For many Christian teens, a highlight of their time in youth ministry is venturing out on youth missionary trips with their friends. And while traveling to another country, state or city is always exciting, the definition of “missions” has expanded greatly in recent years.
No matter your group’s size, budget or ability levels, options are available for youth missionary trips that meet your specific needs. Some creative ideas involve little travel and little-to-no money or planning.
Start smaller with these 9 service ideas—and read on when you’re ready for bigger youth missionary trips:
1. Reach out to people experiencing homelessness.
Homelessness is a huge problem in America, especially in urban areas. Students can meet people’s tangible, day-to-day needs by distributing baggies, backpacks or even water bottles filled with hygiene items and nutritious snacks.
2. Place Scripture-filled sticky notes inside library books.
For an in-town adventure that offers glimpses of hope and cheer, simply write encouraging Bible verses on a bunch of sticky notes. Then visit a local library as a youth group and put the notes on the inside covers of books.
3. Hold a pay-it-forward service day.
Dedicate a day to performing acts of kindness throughout your community. As students serve people, have them hand out cards with a Pay-It-Forward Challenge, encouraging recipients to perform a kind deed for someone else.
4. Bless healthcare workers.
Gather small gifts and homemade goodies, and then deliver them to a nearby hospital or clinic. Buy plain white paper gift bags in bulk and have kids cut out and glue a red paper cross on each bag. Medical workers will be uplifted by this act of care and support.
5. Clean up a local cemetery.
Tending to graves is an unusual but very useful (and touching) act of service. While you and your kids are pulling weeds and picking up trash, you can have interesting Bible-based discussions about life, death, heaven, ancestors and the faith legacies that people pass on to others.
6. Sow seeds of God’s love.
As a youth group, visit a park or public garden and hand out packets of seeds. Beforehand, stick positive messages on the packets, such as “Grow in God’s love” and “Stay rooted in God.”
7. Host a special event.
Have students organize an event for the church or community. Ideas include a carnival, a craft fair, a game night and a sports clinic. Or kids can hold a fundraiser and donate all the proceeds toward a special charity project.
8. Volunteer for VBS.
If your kids aren’t already involved with vacation Bible school, encourage them to volunteer as pairs, teams or large groups. Take this one step further by volunteering to help at other VBS programs in your community, especially at smaller churches. Students with creative skills can take the lead on sets, stages, signs and decorations.
9. Brighten the day for shoppers.
Get permission from a local dollar-store to hide some dollar bills on shelves. With just a little cash, you can produce some big smiles among random shoppers.
When you’re ready for more travel, here are 5 resources for taking Christian youth missionary trips:
Students work together to complete service projects that have a lasting impact on residents and communities. Jesus-centered programs and devotions spark deep conversations that help participants grow in their faith.
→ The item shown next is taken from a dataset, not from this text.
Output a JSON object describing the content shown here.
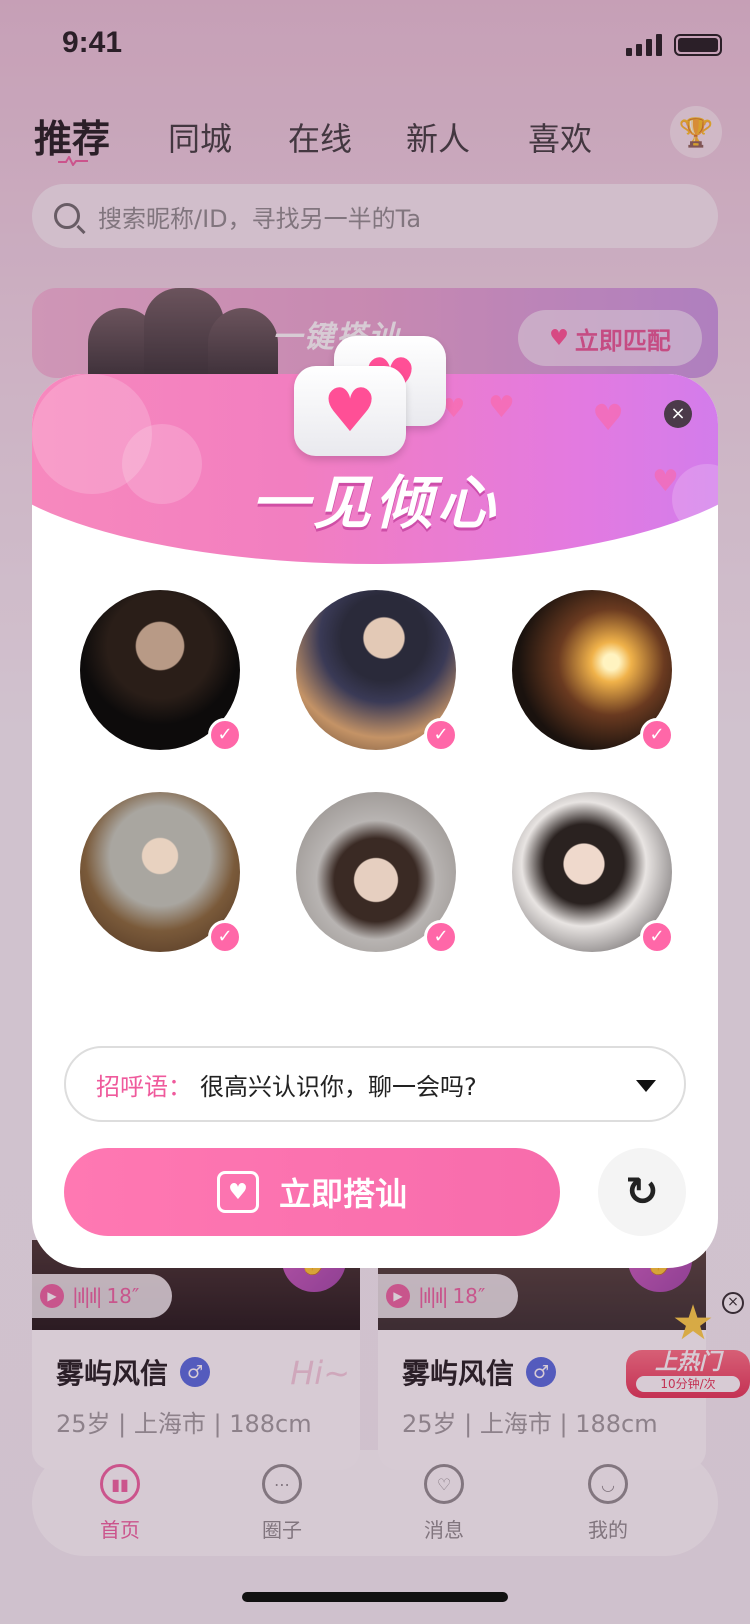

This organization turns typical youth missionary trip activities into leadership laboratories. Youth group members gain real-life leadership experience through service projects, relational ministry activities and age-appropriate responsibilities.
For youth missionary trips focused on servanthood and discipleship, this group offers one- to two-week options. The work sites are often “desperate communities” where students can meet tangible needs and, just as importantly, provide love and hope to people.
Teenage disciples of Jesus can travel throughout the world and make more disciples in the process. This group arranges for students to assist with everything from creation care to church planting and community development.
This organization specializes in urban youth missionary trips, immersing teens in cities so they can meet real needs. Young people also learn what city dwellers face and how to overcome challenging circumstances.
What other ideas and resources do you recommend for youth missionary trips? Share your thoughts in the comments below.